e.) What is our vision for how we want things to look 3 years from now (or any other desired time frame)?
f.) What are the two most important things that we need to accomplish this year?
- Identify what you are trying to achieve through your work by establishing departmental goals. Think about the vision you established in question 6a above. How is it being achieved or not being achieved today? These are areas where you can improve on, so think about how your desired future state will be different from your current state of operations (e.g., more clients with drug screenings completed, more staff following evidence-based practices, less staff turnover). Finally, think about short-term outcomes that might get you closer to accomplishing long-term goals; prioritize these outcomes and establish annual/quarterly/monthly objectives accordingly (Ashkenas et al., 2010).
- Determine what you can realistically accomplish by considering your available resources and capacity for work. How much time, talent, and energy do you have to share with others? What can other team members bring to the table that will help you achieve your goals? What support is available from other agencies/departments that could benefit yours? Are there individuals on your team who are naturally more reserved or who need encouragement to contribute their ideas, suggestions, and expertise? Evaluating these aspects of collaboration within your agency will help determine how much involvement each stakeholder should have at various stages in the process.
- Identify the specific activities needed to accomplish desired outcomes. As a group, brainstorm all necessary actions required to achieve departmental goals (e.g., hiring additional staff, engaging in cross-agency collaboration, rewriting job descriptions).
- Create a timeline to keep everyone accountable for their task and responsibilities. Identify the best times of day/week for certain individuals or teams to meet (e.g., Mondays at 2:00 p.m.) and prepare agendas and materials ahead of time to expedite each meeting (Follett, 1942; Pfeiffer et al., 2009).

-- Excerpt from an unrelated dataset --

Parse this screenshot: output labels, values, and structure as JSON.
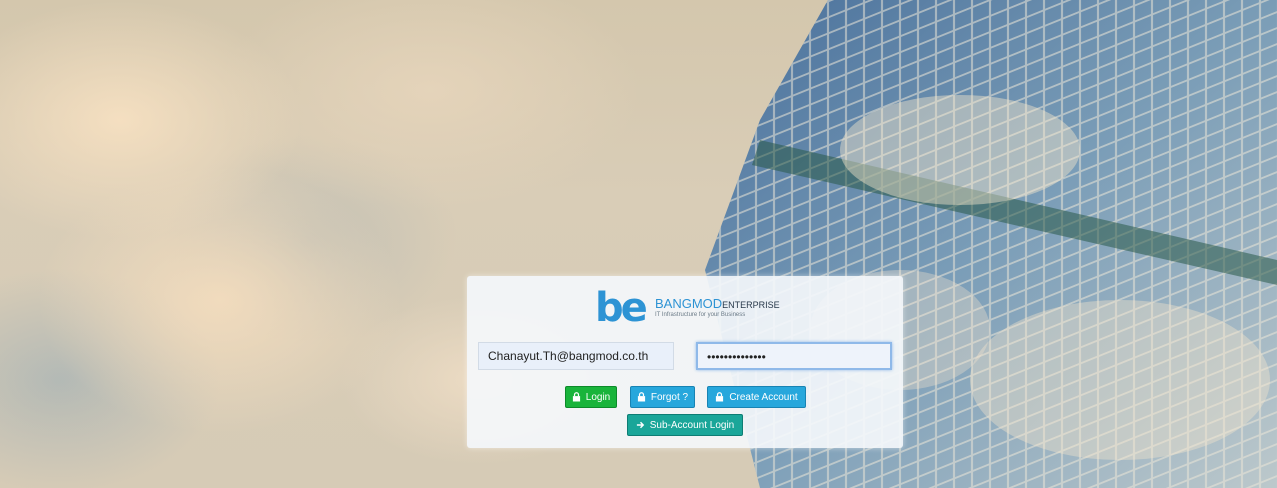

- Develop criteria for decision making by establishing an appropriate level of consensus needed before moving forward with any particular course of action (Pfeiffer et al., 2009). This will help ensure effective communication as you make decisions as well as future team building as you identify common goals throughout your department/agency.
- Collaborate with other agencies to determine how you will work together to share resources, information, and best practices (Fernandez et al., 2008). Think about both formal and informal collaborations that can be undertaken. Formal collaborations may include sharing funding, staff members, or policies; examples of informal collaborations could range from determining ways to encourage cross-agency communication to creating opportunities for team members to attend professional development training together (Johnson & Johnson, 2009).
Establishing an open dialogue early on in the planning process will help the whole group feel more comfortable engaging in collaborative goal-setting throughout your agency/department. This is important because collaboration requires that everyone has accurate understanding of their role within the collaboration process as well as a deep awareness of how their individual actions affect the team as a whole. In order for this to occur, allowing each group member to voice concerns and opinions will help achieve buy-in among all team members (Follett, 1942).
- Discuss the potential value of a collaborative goal-setting process. Think about ways that your goals can be achieved through collaboration rather than simply assigning tasks and expecting others to complete them independently. Are there areas of work where you could support or assist each other? Are there ways that you could effectively use different strengths on your team to reach common goals?
Conclusion by William D King:
In one department, many voices
Collaborative goal-setting requires that every stakeholder feel like they have a voice throughout the process and that their opinions matter. By taking the time to involve all key stakeholders early on, you can help overcome potential challenges before they arise and encourage team members to participate enthusiastically. This will increase your odds of finding common ground among your whole staff as well as strengthening relationships between each member and across agencies.